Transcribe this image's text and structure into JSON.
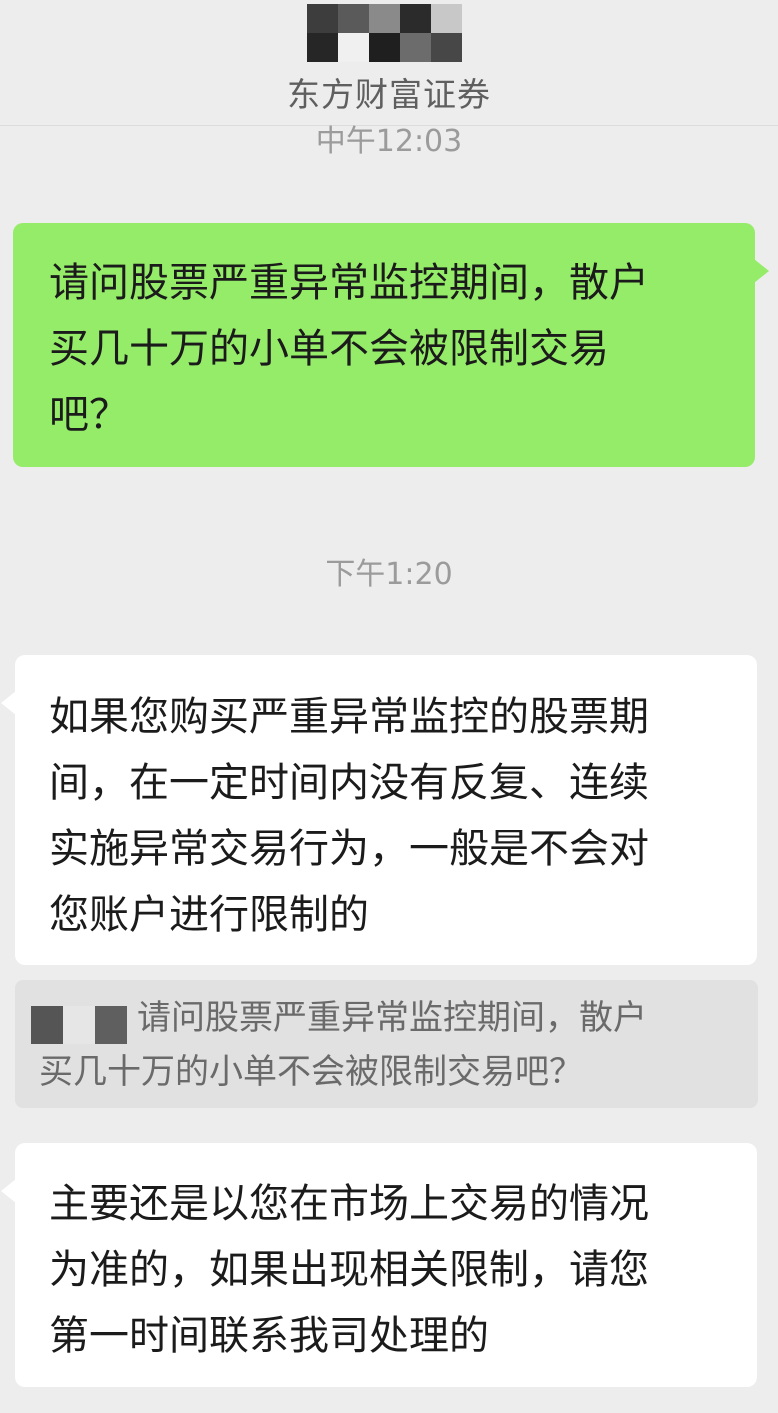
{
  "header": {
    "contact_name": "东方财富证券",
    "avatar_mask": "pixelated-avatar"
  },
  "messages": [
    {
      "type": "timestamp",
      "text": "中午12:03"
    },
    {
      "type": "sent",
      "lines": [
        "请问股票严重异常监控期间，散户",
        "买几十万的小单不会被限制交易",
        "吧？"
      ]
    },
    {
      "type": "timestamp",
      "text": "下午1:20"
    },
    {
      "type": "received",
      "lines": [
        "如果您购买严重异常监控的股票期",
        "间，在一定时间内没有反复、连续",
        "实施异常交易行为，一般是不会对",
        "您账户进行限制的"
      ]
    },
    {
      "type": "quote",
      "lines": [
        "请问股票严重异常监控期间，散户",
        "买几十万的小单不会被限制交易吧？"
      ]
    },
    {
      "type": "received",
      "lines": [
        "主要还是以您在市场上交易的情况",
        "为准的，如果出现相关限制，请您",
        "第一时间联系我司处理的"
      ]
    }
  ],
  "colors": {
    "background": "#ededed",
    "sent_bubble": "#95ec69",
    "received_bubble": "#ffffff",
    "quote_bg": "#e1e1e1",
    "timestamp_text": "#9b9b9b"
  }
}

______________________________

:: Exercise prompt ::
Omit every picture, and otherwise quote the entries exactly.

:: Task result ::
Transcribe this image's text and structure into JSON.
{
  "header": {
    "contact_name": "东方财富证券",
    "avatar_mask": "pixelated-avatar"
  },
  "messages": [
    {
      "type": "timestamp",
      "text": "中午12:03"
    },
    {
      "type": "sent",
      "lines": [
        "请问股票严重异常监控期间，散户",
        "买几十万的小单不会被限制交易",
        "吧？"
      ]
    },
    {
      "type": "timestamp",
      "text": "下午1:20"
    },
    {
      "type": "received",
      "lines": [
        "如果您购买严重异常监控的股票期",
        "间，在一定时间内没有反复、连续",
        "实施异常交易行为，一般是不会对",
        "您账户进行限制的"
      ]
    },
    {
      "type": "quote",
      "lines": [
        "请问股票严重异常监控期间，散户",
        "买几十万的小单不会被限制交易吧？"
      ]
    },
    {
      "type": "received",
      "lines": [
        "主要还是以您在市场上交易的情况",
        "为准的，如果出现相关限制，请您",
        "第一时间联系我司处理的"
      ]
    }
  ],
  "colors": {
    "background": "#ededed",
    "sent_bubble": "#95ec69",
    "received_bubble": "#ffffff",
    "quote_bg": "#e1e1e1",
    "timestamp_text": "#9b9b9b"
  }
}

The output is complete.